Skip to main content

Chemical Engineer's DUI Dismissed

Case Conclusion Date: 05.12.2011

Practice Area: DUI and DWI

Outcome: All charges dismissed for lack of probable cause

Description: Jason is a chemical engineer. He’s got a clean record. He depends on his license to work. Jason ran a red light, went left and got on to the ramp for I-95 Northbound. He was immediately pulled over just off the ramp by Cop 1. Cop 1 wrote in his report that Jason “had slow motor functions and an odor of an intoxicant was being emitted from the vehicle.” The cop asked Jason “How much have you had to drink tonight?” Jason said “I haven’t been drinking.” He asked Jason to get out of his truck and walk to the rear. He gets out. The cop says he staggered walking to the rear of his truck. Cop 1 asks Jason if he’ll take some Field Sobriety Tests. Jason said Yes. Cop 1 then calls Cop 2 to come out here and give Jason the field sobriety tests. Cop 2 comes and does. Jason feels like he passed. But then, he was hand-cuffed, searched, and shoved into the back of Cop 1's police car. He was arrested for DUI less safe based on what the cop saw. Cop 1 asked him to take the breath test, and he agreed as long as a professional gave it. He was taken to the police station and sat down in front of the Intoxilyzer 5000, which is Georgia’s Breath alcohol test.
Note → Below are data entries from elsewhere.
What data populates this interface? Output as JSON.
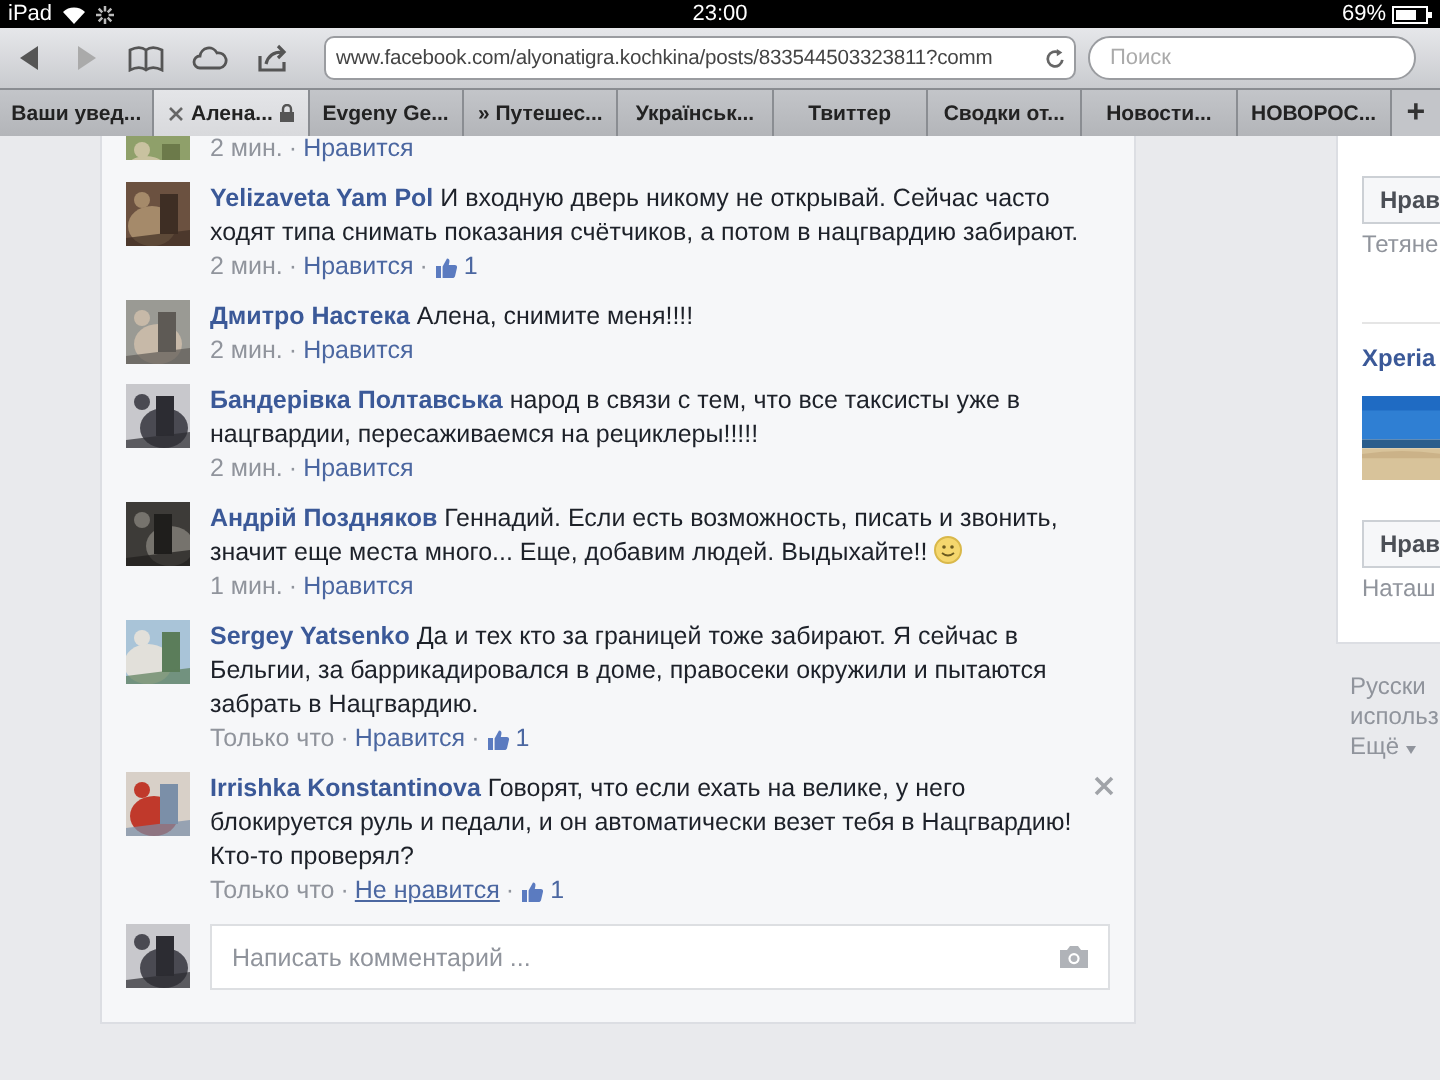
{
  "status_bar": {
    "device": "iPad",
    "time": "23:00",
    "battery": "69%"
  },
  "browser": {
    "url": "www.facebook.com/alyonatigra.kochkina/posts/833544503323811?comm",
    "search": {
      "placeholder": "Поиск"
    },
    "tabs": [
      {
        "label": "Ваши увед...",
        "selected": false,
        "closable": false
      },
      {
        "label": "Алена...",
        "selected": true,
        "closable": true
      },
      {
        "label": "Evgeny Ge...",
        "selected": false,
        "closable": false
      },
      {
        "label": "» Путешес...",
        "selected": false,
        "closable": false
      },
      {
        "label": "Українськ...",
        "selected": false,
        "closable": false
      },
      {
        "label": "Твиттер",
        "selected": false,
        "closable": false
      },
      {
        "label": "Сводки от...",
        "selected": false,
        "closable": false
      },
      {
        "label": "Новости...",
        "selected": false,
        "closable": false
      },
      {
        "label": "НОВОРОС...",
        "selected": false,
        "closable": false
      }
    ],
    "new_tab": "+"
  },
  "comments": [
    {
      "kind": "partial",
      "time": "2 мин.",
      "separators": [
        "·"
      ],
      "like_label": "Нравится",
      "liked": false
    },
    {
      "kind": "full",
      "author": "Yelizaveta Yam Pol",
      "text": "И входную дверь никому не открывай. Сейчас часто ходят типа снимать показания счётчиков, а потом в нацгвардию забирают.",
      "time": "2 мин.",
      "separators": [
        "·",
        "·"
      ],
      "like_label": "Нравится",
      "likes": "1",
      "liked": false,
      "smiley": false,
      "close_visible": false
    },
    {
      "kind": "full",
      "author": "Дмитро Настека",
      "text": "Алена, снимите меня!!!!",
      "time": "2 мин.",
      "separators": [
        "·"
      ],
      "like_label": "Нравится",
      "liked": false,
      "smiley": false,
      "close_visible": false
    },
    {
      "kind": "full",
      "author": "Бандерівка Полтавська",
      "text": "народ в связи с тем, что все таксисты уже в нацгвардии, пересаживаемся на рециклеры!!!!!",
      "time": "2 мин.",
      "separators": [
        "·"
      ],
      "like_label": "Нравится",
      "liked": false,
      "smiley": false,
      "close_visible": false
    },
    {
      "kind": "full",
      "author": "Андрій Поздняков",
      "text": "Геннадий. Если есть возможность, писать и звонить, значит еще места много... Еще, добавим людей. Выдыхайте!!",
      "time": "1 мин.",
      "separators": [
        "·"
      ],
      "like_label": "Нравится",
      "liked": false,
      "smiley": true,
      "close_visible": false
    },
    {
      "kind": "full",
      "author": "Sergey Yatsenko",
      "text": "Да и тех кто за границей тоже забирают. Я сейчас в Бельгии, за баррикадировался в доме, правосеки окружили и пытаются забрать в Нацгвардию.",
      "time": "Только что",
      "separators": [
        "·",
        "·"
      ],
      "like_label": "Нравится",
      "likes": "1",
      "liked": false,
      "smiley": false,
      "close_visible": false
    },
    {
      "kind": "full",
      "author": "Irrishka Konstantinova",
      "text": "Говорят, что если ехать на велике, у него блокируется руль и педали, и он автоматически везет тебя в Нацгвардию! Кто-то проверял?",
      "time": "Только что",
      "separators": [
        "·",
        "·"
      ],
      "like_label": "Не нравится",
      "likes": "1",
      "liked": true,
      "smiley": false,
      "close_visible": true
    }
  ],
  "composer": {
    "placeholder": "Написать комментарий ..."
  },
  "sidebar": {
    "items": [
      {
        "kind": "like_button",
        "label": "Нрав"
      },
      {
        "kind": "caption",
        "label": "Тетяне"
      },
      {
        "kind": "title",
        "label": "Xperia"
      },
      {
        "kind": "picture"
      },
      {
        "kind": "like_button",
        "label": "Нрав"
      },
      {
        "kind": "caption",
        "label": "Наташ"
      }
    ],
    "footer": {
      "lines": [
        "Русски",
        "использ"
      ],
      "more": "Ещё"
    }
  }
}
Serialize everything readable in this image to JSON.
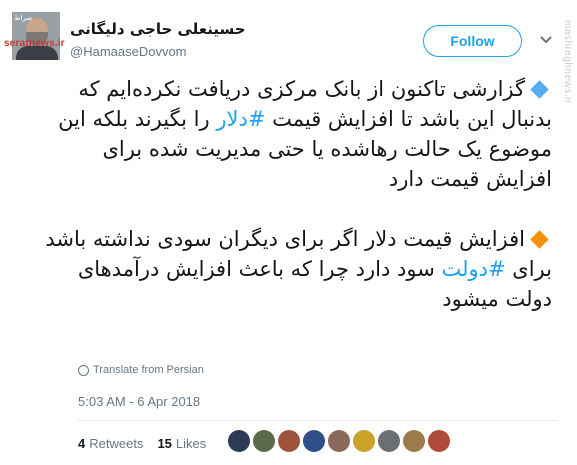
{
  "author": {
    "display_name": "حسینعلی حاجی دلیگانی",
    "handle": "@HamaaseDovvom",
    "avatar_icon": "profile-photo-icon",
    "watermark": "seratnews.ir",
    "avatar_tag": "صراط"
  },
  "follow_button": {
    "label": "Follow"
  },
  "side_watermark": "mashreghnews.ir",
  "tweet": {
    "paragraphs": [
      {
        "emoji": "blue-diamond",
        "text_before": "گزارشی تاکنون از بانک مرکزی دریافت نکرده‌ایم که بدنبال این باشد تا افزایش قیمت ",
        "hashtag": "#دلار",
        "text_after": " را بگیرند بلکه این موضوع یک حالت رهاشده یا حتی مدیریت شده برای افزایش قیمت دارد"
      },
      {
        "emoji": "orange-diamond",
        "text_before": "افزایش قیمت دلار اگر برای دیگران سودی نداشته باشد برای ",
        "hashtag": "#دولت",
        "text_after": " سود دارد چرا که باعث افزایش درآمدهای دولت میشود"
      }
    ]
  },
  "translate_link": "Translate from Persian",
  "timestamp": "5:03 AM - 6 Apr 2018",
  "stats": {
    "retweets_count": "4",
    "retweets_label": "Retweets",
    "likes_count": "15",
    "likes_label": "Likes"
  },
  "likers": [
    {
      "icon": "liker-avatar-icon",
      "color": "#2b3a55"
    },
    {
      "icon": "liker-avatar-icon",
      "color": "#5b6b4a"
    },
    {
      "icon": "liker-avatar-icon",
      "color": "#a0523d"
    },
    {
      "icon": "liker-avatar-icon",
      "color": "#2e4f8a"
    },
    {
      "icon": "liker-avatar-icon",
      "color": "#8a6a5a"
    },
    {
      "icon": "liker-avatar-icon",
      "color": "#c9a227"
    },
    {
      "icon": "liker-avatar-icon",
      "color": "#6b6e73"
    },
    {
      "icon": "liker-avatar-icon",
      "color": "#9b7a4b"
    },
    {
      "icon": "liker-avatar-icon",
      "color": "#b04a3a"
    }
  ]
}
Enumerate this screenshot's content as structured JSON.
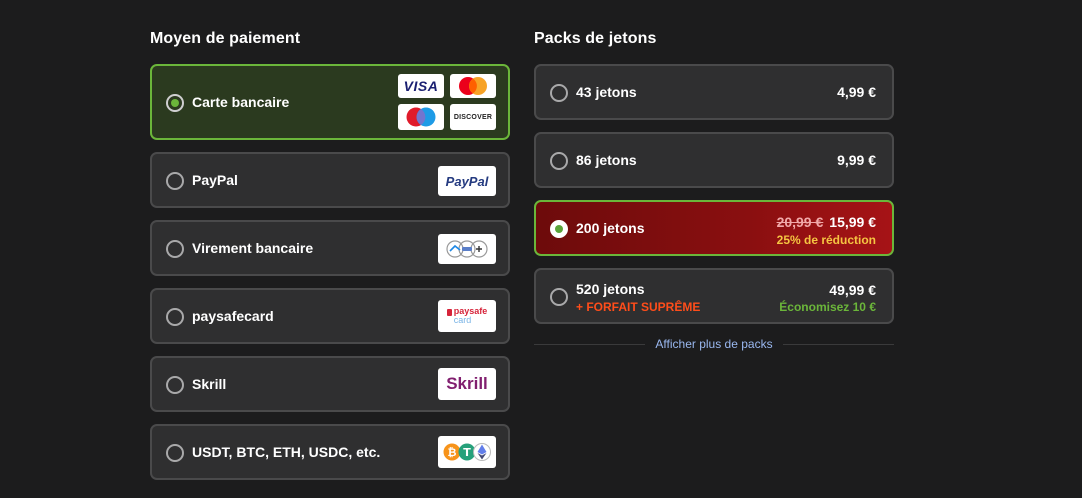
{
  "payment": {
    "title": "Moyen de paiement",
    "options": [
      {
        "label": "Carte bancaire",
        "selected": true,
        "logos": [
          "VISA",
          "mastercard",
          "maestro",
          "DISCOVER"
        ]
      },
      {
        "label": "PayPal",
        "selected": false,
        "logo": "PayPal"
      },
      {
        "label": "Virement bancaire",
        "selected": false,
        "logo": "bank-transfer-logo"
      },
      {
        "label": "paysafecard",
        "selected": false,
        "logo": "paysafecard"
      },
      {
        "label": "Skrill",
        "selected": false,
        "logo": "Skrill"
      },
      {
        "label": "USDT, BTC, ETH, USDC, etc.",
        "selected": false,
        "logo": "crypto-logo"
      }
    ],
    "logo_text": {
      "visa": "VISA",
      "discover": "DISCOVER",
      "paypal": "PayPal",
      "paysafe": "paysafe",
      "paysafe_card": "card",
      "skrill": "Skrill"
    }
  },
  "packs": {
    "title": "Packs de jetons",
    "items": [
      {
        "label": "43 jetons",
        "price": "4,99 €",
        "selected": false
      },
      {
        "label": "86 jetons",
        "price": "9,99 €",
        "selected": false
      },
      {
        "label": "200 jetons",
        "old_price": "20,99 €",
        "price": "15,99 €",
        "discount": "25% de réduction",
        "selected": true
      },
      {
        "label": "520 jetons",
        "price": "49,99 €",
        "tag": "+ FORFAIT SUPRÊME",
        "savings": "Économisez 10 €",
        "selected": false
      }
    ],
    "more_link": "Afficher plus de packs"
  },
  "colors": {
    "background": "#1c1c1d",
    "card": "#2f2f30",
    "selected_border": "#6bb63a",
    "selected_red": "#8a0f10",
    "discount_yellow": "#f5c542",
    "tag_orange": "#ff4d1a",
    "savings_green": "#6bb63a",
    "link_blue": "#9ab8f0"
  }
}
They asked him if he would take it. He said he wanted to see the officer’s certification to give the test. They did not show him any certification. Next, Jason wanted a doctor to give him a blood test. Then he asked to speak with a lawyer. The cops told him neither request was going to happen. Jason didn’t take the breath test and was charged with DUI less safe because he refused to take the breath test. In Georgia, you’ve got a right to requests an independent test. The cop’s failure to let you take one must not be justified. You must request or arrange for your own test after you submit to the state test. You must pay for it, unless you are poor. The police report says Jason asked for an independent test. So, the burden shifts to the State to show that he was not denied an independent test. I’m confident that we would have won on this if it had gotten there. I get ready for the Preliminary hearing. I prepared cross-examination questions for all the cops involved. There are several defenses here. The Field Sobriety was done all wrong. The independent test was violated. There’s more than that even, but the thing went down a different road. At the preliminary hearing, I see two of the officers and talk to them about the case. I asked them where Cop 1 was and they said they didn’t think he would be coming back because of the way he left. He’s no longer with the police department. So, they’ve got the field sobriety officer and they’ve got the breath test officer. But, they have no stopping officer. Cop 2 testifies that Jason was drunk and failed the field sobriety tests. Cop 3 testifies that he prepared the breath test and Jason refused to take it. The judge looked over to me and said: "Any questions, Mr. Cerbone?" I had prepared cross-examination questions for both of them. It would have been stimulating to do it. Rather, I looked up at the judge and said “I request you dismiss the DUI because there is no testimony showing probable cause to stop my client. Therefore, it was an illegal arrest. Dismissed.

See all Legal Cases